- PROBLEM STATEMENT: From the entries that follow, copy each line in which "JSON" appears.

-*-

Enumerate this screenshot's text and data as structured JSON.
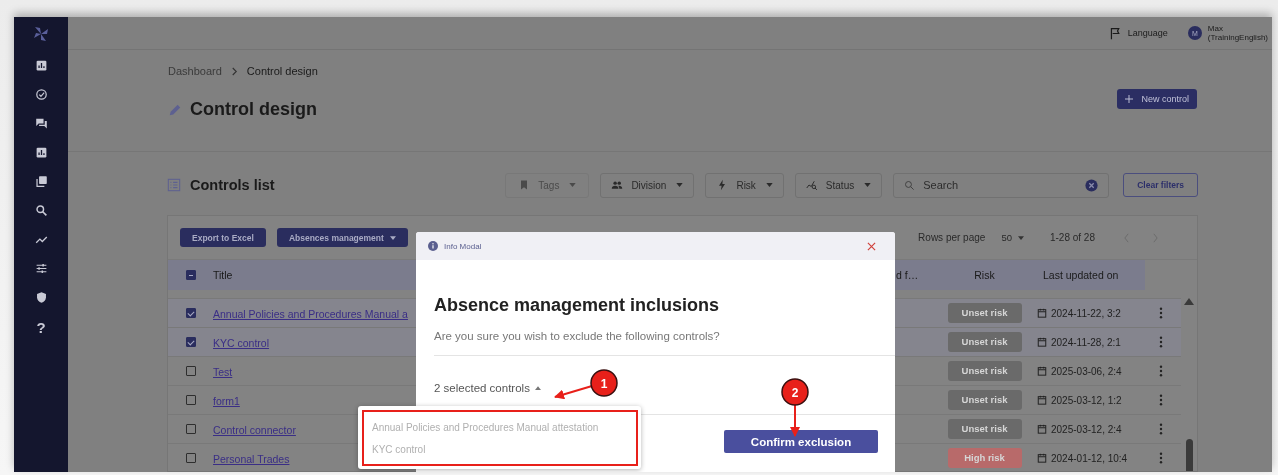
{
  "header": {
    "language": "Language",
    "user_initial": "M",
    "user_name": "Max",
    "user_org": "(TrainingEnglish)"
  },
  "sidebar": {
    "help": "?"
  },
  "breadcrumb": [
    {
      "label": "Dashboard",
      "current": false
    },
    {
      "label": "Control design",
      "current": true
    }
  ],
  "page_title": "Control design",
  "new_button": "New control",
  "list_title": "Controls list",
  "filters": [
    {
      "kind": "tags",
      "label": "Tags",
      "disabled": true
    },
    {
      "kind": "division",
      "label": "Division",
      "disabled": false
    },
    {
      "kind": "risk",
      "label": "Risk",
      "disabled": false
    },
    {
      "kind": "status",
      "label": "Status",
      "disabled": false
    }
  ],
  "search": {
    "placeholder": "Search"
  },
  "clear_filters": "Clear filters",
  "toolbar": {
    "export": "Export to Excel",
    "absences": "Absences management",
    "rows_per_page": "Rows per page",
    "page_size": "50",
    "range": "1-28 of 28"
  },
  "table": {
    "header_indeterminate": true,
    "columns": [
      {
        "label": "Title"
      },
      {
        "label": "d f…"
      },
      {
        "label": "Risk"
      },
      {
        "label": "Last updated on"
      }
    ],
    "rows": [
      {
        "title": "Annual Policies and Procedures Manual a",
        "checked": true,
        "risk": "Unset risk",
        "color": "#6a6a6a",
        "updated": "2024-11-22, 3:2"
      },
      {
        "title": "KYC control",
        "checked": true,
        "risk": "Unset risk",
        "color": "#6a6a6a",
        "updated": "2024-11-28, 2:1"
      },
      {
        "title": "Test",
        "checked": false,
        "risk": "Unset risk",
        "color": "#6a6a6a",
        "updated": "2025-03-06, 2:4"
      },
      {
        "title": "form1",
        "checked": false,
        "risk": "Unset risk",
        "color": "#6a6a6a",
        "updated": "2025-03-12, 1:2"
      },
      {
        "title": "Control connector",
        "checked": false,
        "risk": "Unset risk",
        "color": "#6a6a6a",
        "updated": "2025-03-12, 2:4"
      },
      {
        "title": "Personal Trades",
        "checked": false,
        "risk": "High risk",
        "color": "#b86a6a",
        "updated": "2024-01-12, 10:4"
      }
    ]
  },
  "modal": {
    "header": "Info Modal",
    "title": "Absence management inclusions",
    "message": "Are you sure you wish to exclude the following controls?",
    "selected": "2 selected controls",
    "expanded": true,
    "items": [
      "Annual Policies and Procedures Manual attestation",
      "KYC control"
    ],
    "confirm": "Confirm exclusion"
  },
  "annotations": [
    {
      "number": "1"
    },
    {
      "number": "2"
    }
  ]
}
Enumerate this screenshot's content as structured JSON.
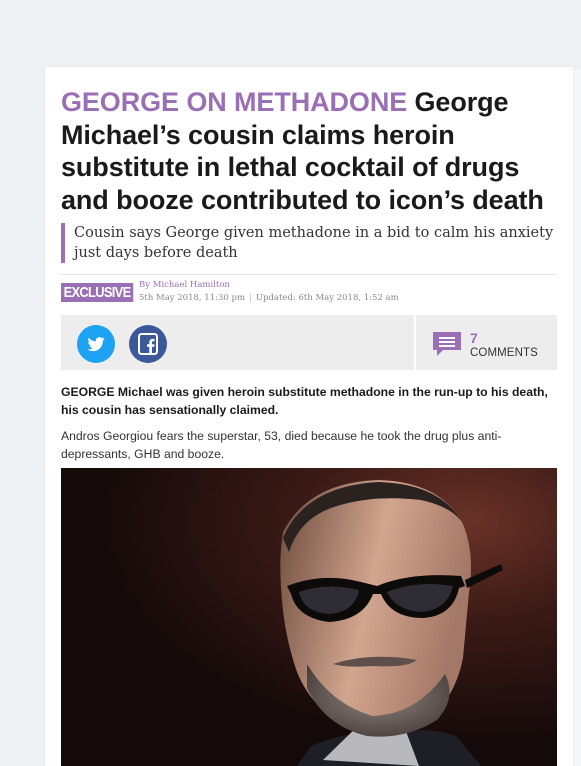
{
  "article": {
    "kicker": "GEORGE ON METHADONE",
    "headline": "George Michael’s cousin claims heroin substitute in lethal cocktail of drugs and booze contributed to icon’s death",
    "standfirst": "Cousin says George given methadone in a bid to calm his anxiety just days before death",
    "badge": "EXCLUSIVE",
    "byline": "By Michael Hamilton",
    "published": "5th May 2018, 11:30 pm",
    "updated": "Updated: 6th May 2018, 1:52 am",
    "lead": "GEORGE Michael was given heroin substitute methadone in the run-up to his death, his cousin has sensationally claimed.",
    "paragraph": "Andros Georgiou fears the superstar, 53, died because he took the drug plus anti-depressants, GHB and booze."
  },
  "share": {
    "icons": [
      "twitter-icon",
      "facebook-icon"
    ],
    "comments_count": "7",
    "comments_label": "COMMENTS"
  },
  "colors": {
    "accent": "#9b6fb5",
    "twitter": "#1da1f2",
    "facebook": "#3b5998",
    "share_bar": "#ededed"
  }
}
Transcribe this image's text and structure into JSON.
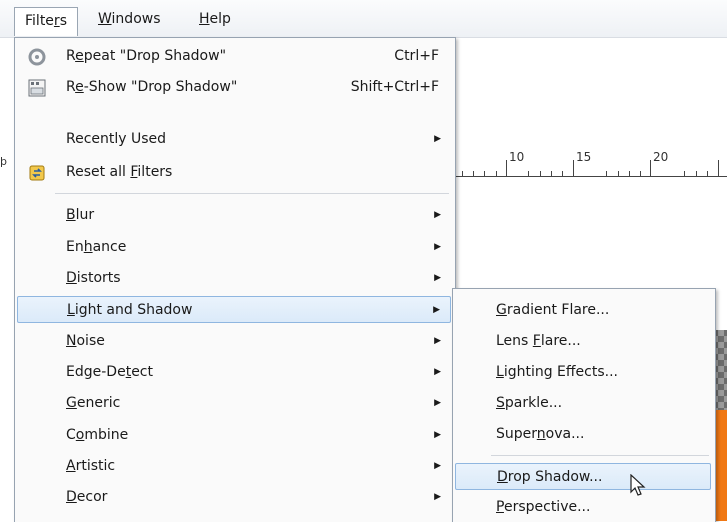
{
  "menubar": {
    "items": [
      {
        "pre": "Filte",
        "u": "r",
        "post": "s"
      },
      {
        "pre": "",
        "u": "W",
        "post": "indows"
      },
      {
        "pre": "",
        "u": "H",
        "post": "elp"
      }
    ]
  },
  "ruler": {
    "labels": [
      "10",
      "15",
      "20"
    ]
  },
  "filters_menu": {
    "repeat": {
      "pre": "R",
      "u": "e",
      "post": "peat \"Drop Shadow\"",
      "accel": "Ctrl+F",
      "icon": "repeat-filter-icon"
    },
    "reshow": {
      "pre": "R",
      "u": "e",
      "post": "-Show \"Drop Shadow\"",
      "accel": "Shift+Ctrl+F",
      "icon": "reshow-filter-icon"
    },
    "recent": {
      "label": "Recently Used"
    },
    "reset": {
      "pre": "Reset all ",
      "u": "F",
      "post": "ilters",
      "icon": "reset-filters-icon"
    },
    "items": [
      {
        "pre": "",
        "u": "B",
        "post": "lur"
      },
      {
        "pre": "En",
        "u": "h",
        "post": "ance"
      },
      {
        "pre": "",
        "u": "D",
        "post": "istorts"
      },
      {
        "pre": "",
        "u": "L",
        "post": "ight and Shadow"
      },
      {
        "pre": "",
        "u": "N",
        "post": "oise"
      },
      {
        "pre": "Edge-De",
        "u": "t",
        "post": "ect"
      },
      {
        "pre": "",
        "u": "G",
        "post": "eneric"
      },
      {
        "pre": "C",
        "u": "o",
        "post": "mbine"
      },
      {
        "pre": "",
        "u": "A",
        "post": "rtistic"
      },
      {
        "pre": "",
        "u": "D",
        "post": "ecor"
      }
    ]
  },
  "submenu": {
    "items": [
      {
        "pre": "",
        "u": "G",
        "post": "radient Flare..."
      },
      {
        "pre": "Lens ",
        "u": "F",
        "post": "lare..."
      },
      {
        "pre": "",
        "u": "L",
        "post": "ighting Effects..."
      },
      {
        "pre": "",
        "u": "S",
        "post": "parkle..."
      },
      {
        "pre": "Super",
        "u": "n",
        "post": "ova..."
      },
      {
        "pre": "",
        "u": "D",
        "post": "rop Shadow..."
      },
      {
        "pre": "",
        "u": "P",
        "post": "erspective..."
      }
    ]
  },
  "colors": {
    "highlight": "#dbeaf9",
    "highlight_border": "#8fb6e0",
    "canvas_orange": "#f07814"
  }
}
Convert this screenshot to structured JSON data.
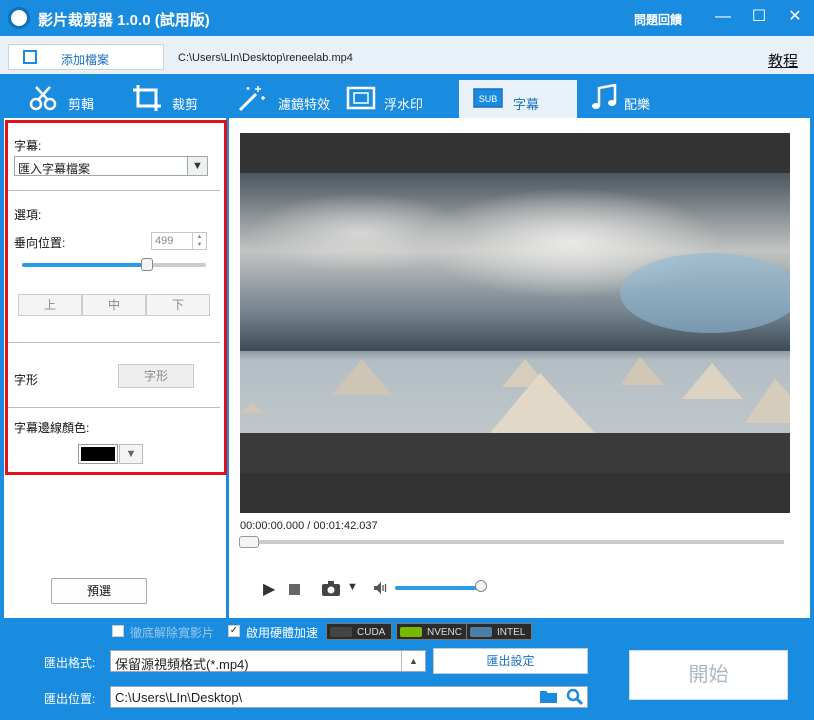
{
  "window": {
    "title": "影片裁剪器 1.0.0 (試用版)",
    "help_label": "問題回饋",
    "minimize": "—",
    "maximize": "☐",
    "close": "✕"
  },
  "toolbar": {
    "add_file_label": "添加檔案",
    "file_path": "C:\\Users\\LIn\\Desktop\\reneelab.mp4",
    "tutorial_label": "教程"
  },
  "tabs": [
    {
      "label": "剪輯",
      "icon": "scissors-icon"
    },
    {
      "label": "裁剪",
      "icon": "crop-icon"
    },
    {
      "label": "濾鏡特效",
      "icon": "magic-wand-icon"
    },
    {
      "label": "浮水印",
      "icon": "watermark-icon"
    },
    {
      "label": "字幕",
      "icon": "subtitle-icon",
      "active": true
    },
    {
      "label": "配樂",
      "icon": "music-note-icon"
    }
  ],
  "subtitle_panel": {
    "subtitle_label": "字幕:",
    "subtitle_select_value": "匯入字幕檔案",
    "options_label": "選項:",
    "vertical_pos_label": "垂向位置:",
    "vertical_pos_value": "499",
    "vertical_pos_level": 0.68,
    "align_top": "上",
    "align_middle": "中",
    "align_bottom": "下",
    "font_label": "字形",
    "font_button": "字形",
    "outline_color_label": "字幕邊線顏色:",
    "outline_color": "#000000"
  },
  "preset_button": "預選",
  "player": {
    "time_display": "00:00:00.000 / 00:01:42.037",
    "progress": 0.0,
    "volume_level": 0.9
  },
  "bottom": {
    "deinterlace_label": "徹底解除寬影片",
    "deinterlace_checked": false,
    "hw_accel_label": "啟用硬體加速",
    "hw_accel_checked": true,
    "badges": [
      "CUDA",
      "NVENC",
      "INTEL"
    ],
    "output_format_label": "匯出格式:",
    "output_format_value": "保留源視頻格式(*.mp4)",
    "output_settings_label": "匯出設定",
    "output_path_label": "匯出位置:",
    "output_path_value": "C:\\Users\\LIn\\Desktop\\",
    "start_label": "開始"
  },
  "colors": {
    "brand_blue": "#1a8ce0",
    "highlight_red": "#e0121a"
  }
}
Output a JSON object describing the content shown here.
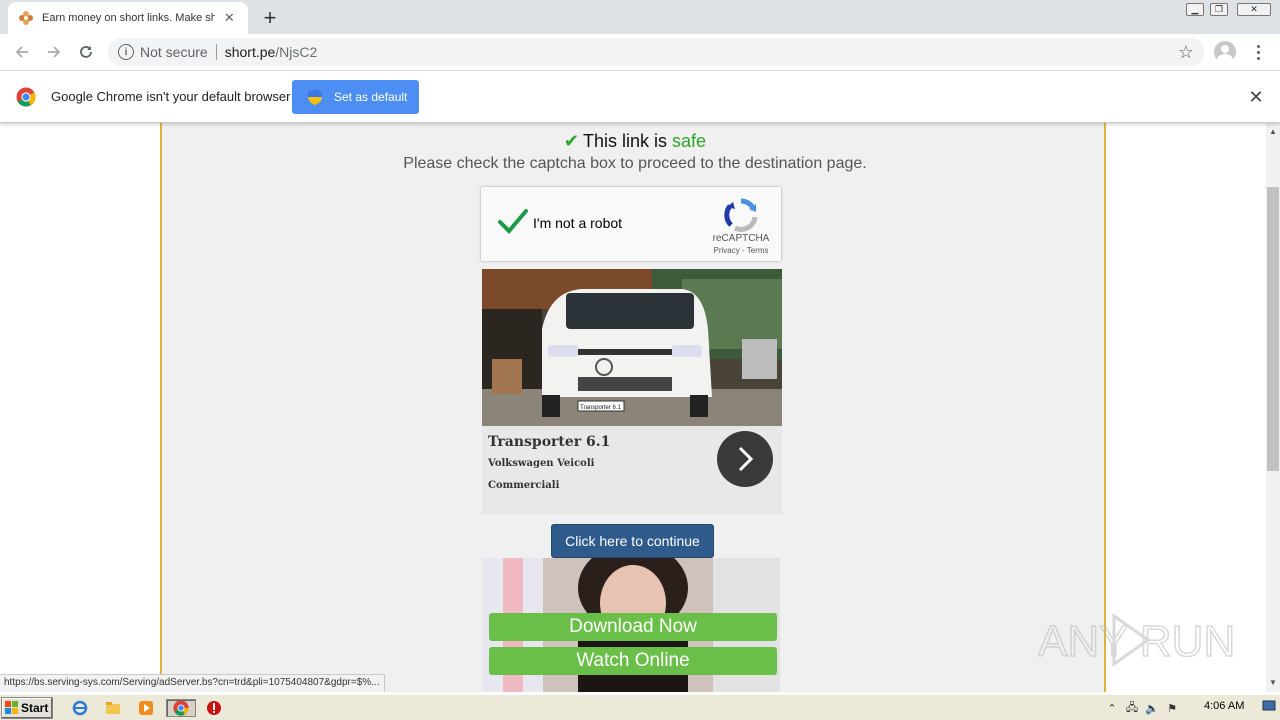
{
  "browser": {
    "tab_title": "Earn money on short links. Make sho",
    "tab_close": "✕",
    "new_tab": "+",
    "omnibox": {
      "security_label": "Not secure",
      "host": "short.pe",
      "path": "/NjsC2"
    }
  },
  "infobar": {
    "message": "Google Chrome isn't your default browser",
    "button_label": "Set as default",
    "close": "✕"
  },
  "page": {
    "safe_prefix": "This link is",
    "safe_word": "safe",
    "instruction": "Please check the captcha box to proceed to the destination page.",
    "captcha": {
      "label": "I'm not a robot",
      "brand": "reCAPTCHA",
      "links": "Privacy - Terms"
    },
    "ad1": {
      "title": "Transporter 6.1",
      "subtitle_line1": "Volkswagen Veicoli",
      "subtitle_line2": "Commerciali",
      "plate_text": "Transporter 6.1"
    },
    "continue_button": "Click here to continue",
    "ad2": {
      "download_label": "Download Now",
      "watch_label": "Watch Online"
    }
  },
  "status_url": "https://bs.serving-sys.com/Serving/adServer.bs?cn=trd&pli=1075404807&gdpr=$%...",
  "watermark": "ANY RUN",
  "taskbar": {
    "start_label": "Start",
    "clock": "4:06 AM"
  },
  "colors": {
    "safe_green": "#2aa52a",
    "border_gold": "#e3b23c",
    "continue_blue": "#2e5b8c",
    "ad_button_green": "#6abf48",
    "infobar_button_blue": "#4c8ef3"
  },
  "icons": [
    "favicon-flower-icon",
    "back-arrow-icon",
    "forward-arrow-icon",
    "reload-icon",
    "info-icon",
    "star-icon",
    "profile-icon",
    "menu-kebab-icon",
    "chrome-logo-icon",
    "shield-icon",
    "checkmark-icon",
    "recaptcha-logo-icon",
    "chevron-right-icon",
    "windows-flag-icon",
    "ie-icon",
    "explorer-icon",
    "media-player-icon",
    "chrome-icon",
    "stop-icon"
  ]
}
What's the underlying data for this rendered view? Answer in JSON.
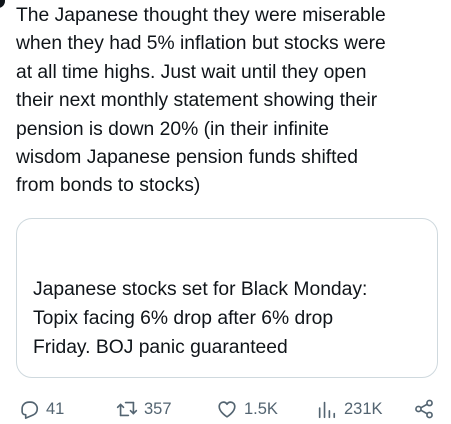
{
  "tweet": {
    "text_lines": [
      "The Japanese thought they were miserable",
      "when they had 5% inflation but stocks were",
      "at all time highs. Just wait until they open",
      "their next monthly statement showing their",
      "pension is down 20% (in their infinite",
      "wisdom Japanese pension funds shifted",
      "from bonds to stocks)"
    ]
  },
  "quote": {
    "text_lines": [
      "Japanese stocks set for Black Monday:",
      "Topix facing 6% drop after 6% drop",
      "Friday. BOJ panic guaranteed"
    ]
  },
  "actions": {
    "reply": {
      "icon": "reply-icon",
      "count": "41"
    },
    "retweet": {
      "icon": "retweet-icon",
      "count": "357"
    },
    "like": {
      "icon": "heart-icon",
      "count": "1.5K"
    },
    "views": {
      "icon": "views-icon",
      "count": "231K"
    },
    "share": {
      "icon": "share-icon"
    }
  },
  "colors": {
    "text": "#0f1419",
    "secondary": "#536471",
    "border": "#cfd9de",
    "background": "#ffffff"
  }
}
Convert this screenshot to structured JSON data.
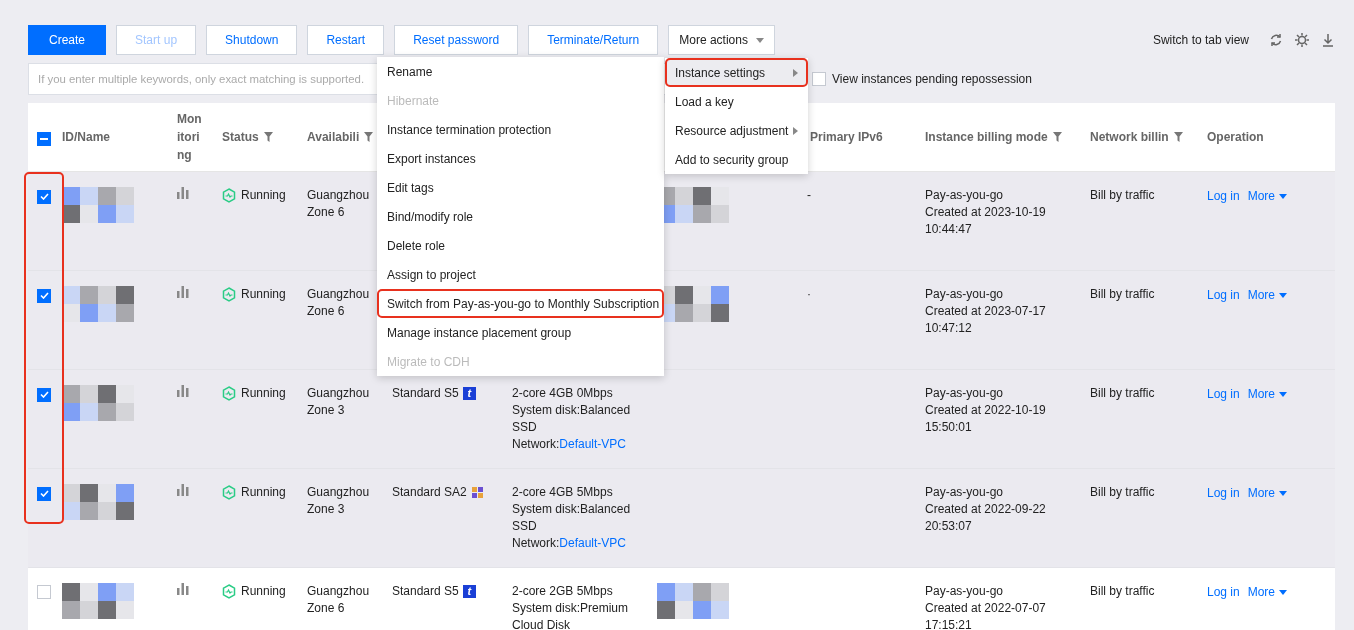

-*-

- ANSWER SPACE:
Enumerate this screenshot's text and data as structured JSON.
Enumerate this screenshot's content as structured JSON.
Transcribe this image's text and structure into JSON.
Convert this screenshot to structured JSON data.
Output a JSON object describing the content shown here.
What's the underlying data for this rendered view? Answer in JSON.
Convert this screenshot to structured JSON data.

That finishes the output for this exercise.